===== Input records
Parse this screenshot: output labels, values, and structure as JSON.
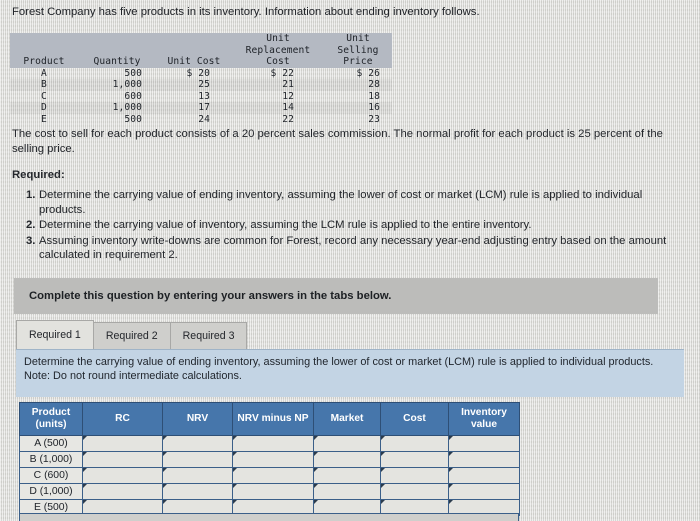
{
  "intro": {
    "text": "Forest Company has five products in its inventory. Information about ending inventory follows."
  },
  "fact_table": {
    "headers": {
      "product": "Product",
      "quantity": "Quantity",
      "unit_cost": "Unit Cost",
      "unit_replacement_cost_line1": "Unit Replacement",
      "unit_replacement_cost_line2": "Cost",
      "unit_selling_price_line1": "Unit Selling",
      "unit_selling_price_line2": "Price"
    },
    "rows": [
      {
        "product": "A",
        "quantity": "500",
        "unit_cost": "$ 20",
        "replacement_cost": "$ 22",
        "selling_price": "$ 26"
      },
      {
        "product": "B",
        "quantity": "1,000",
        "unit_cost": "25",
        "replacement_cost": "21",
        "selling_price": "28"
      },
      {
        "product": "C",
        "quantity": "600",
        "unit_cost": "13",
        "replacement_cost": "12",
        "selling_price": "18"
      },
      {
        "product": "D",
        "quantity": "1,000",
        "unit_cost": "17",
        "replacement_cost": "14",
        "selling_price": "16"
      },
      {
        "product": "E",
        "quantity": "500",
        "unit_cost": "24",
        "replacement_cost": "22",
        "selling_price": "23"
      }
    ]
  },
  "cost_note": {
    "text": "The cost to sell for each product consists of a 20 percent sales commission. The normal profit for each product is 25 percent of the selling price."
  },
  "required": {
    "label": "Required:",
    "items": [
      {
        "num": "1.",
        "text": "Determine the carrying value of ending inventory, assuming the lower of cost or market (LCM) rule is applied to individual products."
      },
      {
        "num": "2.",
        "text": "Determine the carrying value of inventory, assuming the LCM rule is applied to the entire inventory."
      },
      {
        "num": "3.",
        "text": "Assuming inventory write-downs are common for Forest, record any necessary year-end adjusting entry based on the amount calculated in requirement 2."
      }
    ]
  },
  "banner": {
    "text": "Complete this question by entering your answers in the tabs below."
  },
  "tabs": {
    "items": [
      {
        "label": "Required 1",
        "active": true
      },
      {
        "label": "Required 2",
        "active": false
      },
      {
        "label": "Required 3",
        "active": false
      }
    ]
  },
  "instruction_panel": {
    "line1": "Determine the carrying value of ending inventory, assuming the lower of cost or market (LCM) rule is applied to individual products.",
    "line2": "Note: Do not round intermediate calculations."
  },
  "answer_grid": {
    "headers": {
      "product_line1": "Product",
      "product_line2": "(units)",
      "rc": "RC",
      "nrv": "NRV",
      "nrv_minus_np": "NRV minus NP",
      "market": "Market",
      "cost": "Cost",
      "inventory_value_line1": "Inventory",
      "inventory_value_line2": "value"
    },
    "rows": [
      {
        "label": "A (500)",
        "rc": "",
        "nrv": "",
        "nrv_minus_np": "",
        "market": "",
        "cost": "",
        "inventory_value": ""
      },
      {
        "label": "B (1,000)",
        "rc": "",
        "nrv": "",
        "nrv_minus_np": "",
        "market": "",
        "cost": "",
        "inventory_value": ""
      },
      {
        "label": "C (600)",
        "rc": "",
        "nrv": "",
        "nrv_minus_np": "",
        "market": "",
        "cost": "",
        "inventory_value": ""
      },
      {
        "label": "D (1,000)",
        "rc": "",
        "nrv": "",
        "nrv_minus_np": "",
        "market": "",
        "cost": "",
        "inventory_value": ""
      },
      {
        "label": "E (500)",
        "rc": "",
        "nrv": "",
        "nrv_minus_np": "",
        "market": "",
        "cost": "",
        "inventory_value": ""
      }
    ]
  },
  "colors": {
    "page_background": "#d9d9d5",
    "fact_header": "#b4b9c2",
    "banner": "#bcbcba",
    "grid_header": "#4676ab",
    "instruction_panel": "#c3d4e4",
    "tab_active": "#e2e2de",
    "tab_inactive": "#cfcfcc"
  }
}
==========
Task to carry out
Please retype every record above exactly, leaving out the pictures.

Answer to the problem
Parse this screenshot: output labels, values, and structure as JSON.
{
  "intro": {
    "text": "Forest Company has five products in its inventory. Information about ending inventory follows."
  },
  "fact_table": {
    "headers": {
      "product": "Product",
      "quantity": "Quantity",
      "unit_cost": "Unit Cost",
      "unit_replacement_cost_line1": "Unit Replacement",
      "unit_replacement_cost_line2": "Cost",
      "unit_selling_price_line1": "Unit Selling",
      "unit_selling_price_line2": "Price"
    },
    "rows": [
      {
        "product": "A",
        "quantity": "500",
        "unit_cost": "$ 20",
        "replacement_cost": "$ 22",
        "selling_price": "$ 26"
      },
      {
        "product": "B",
        "quantity": "1,000",
        "unit_cost": "25",
        "replacement_cost": "21",
        "selling_price": "28"
      },
      {
        "product": "C",
        "quantity": "600",
        "unit_cost": "13",
        "replacement_cost": "12",
        "selling_price": "18"
      },
      {
        "product": "D",
        "quantity": "1,000",
        "unit_cost": "17",
        "replacement_cost": "14",
        "selling_price": "16"
      },
      {
        "product": "E",
        "quantity": "500",
        "unit_cost": "24",
        "replacement_cost": "22",
        "selling_price": "23"
      }
    ]
  },
  "cost_note": {
    "text": "The cost to sell for each product consists of a 20 percent sales commission. The normal profit for each product is 25 percent of the selling price."
  },
  "required": {
    "label": "Required:",
    "items": [
      {
        "num": "1.",
        "text": "Determine the carrying value of ending inventory, assuming the lower of cost or market (LCM) rule is applied to individual products."
      },
      {
        "num": "2.",
        "text": "Determine the carrying value of inventory, assuming the LCM rule is applied to the entire inventory."
      },
      {
        "num": "3.",
        "text": "Assuming inventory write-downs are common for Forest, record any necessary year-end adjusting entry based on the amount calculated in requirement 2."
      }
    ]
  },
  "banner": {
    "text": "Complete this question by entering your answers in the tabs below."
  },
  "tabs": {
    "items": [
      {
        "label": "Required 1",
        "active": true
      },
      {
        "label": "Required 2",
        "active": false
      },
      {
        "label": "Required 3",
        "active": false
      }
    ]
  },
  "instruction_panel": {
    "line1": "Determine the carrying value of ending inventory, assuming the lower of cost or market (LCM) rule is applied to individual products.",
    "line2": "Note: Do not round intermediate calculations."
  },
  "answer_grid": {
    "headers": {
      "product_line1": "Product",
      "product_line2": "(units)",
      "rc": "RC",
      "nrv": "NRV",
      "nrv_minus_np": "NRV minus NP",
      "market": "Market",
      "cost": "Cost",
      "inventory_value_line1": "Inventory",
      "inventory_value_line2": "value"
    },
    "rows": [
      {
        "label": "A (500)",
        "rc": "",
        "nrv": "",
        "nrv_minus_np": "",
        "market": "",
        "cost": "",
        "inventory_value": ""
      },
      {
        "label": "B (1,000)",
        "rc": "",
        "nrv": "",
        "nrv_minus_np": "",
        "market": "",
        "cost": "",
        "inventory_value": ""
      },
      {
        "label": "C (600)",
        "rc": "",
        "nrv": "",
        "nrv_minus_np": "",
        "market": "",
        "cost": "",
        "inventory_value": ""
      },
      {
        "label": "D (1,000)",
        "rc": "",
        "nrv": "",
        "nrv_minus_np": "",
        "market": "",
        "cost": "",
        "inventory_value": ""
      },
      {
        "label": "E (500)",
        "rc": "",
        "nrv": "",
        "nrv_minus_np": "",
        "market": "",
        "cost": "",
        "inventory_value": ""
      }
    ]
  },
  "colors": {
    "page_background": "#d9d9d5",
    "fact_header": "#b4b9c2",
    "banner": "#bcbcba",
    "grid_header": "#4676ab",
    "instruction_panel": "#c3d4e4",
    "tab_active": "#e2e2de",
    "tab_inactive": "#cfcfcc"
  }
}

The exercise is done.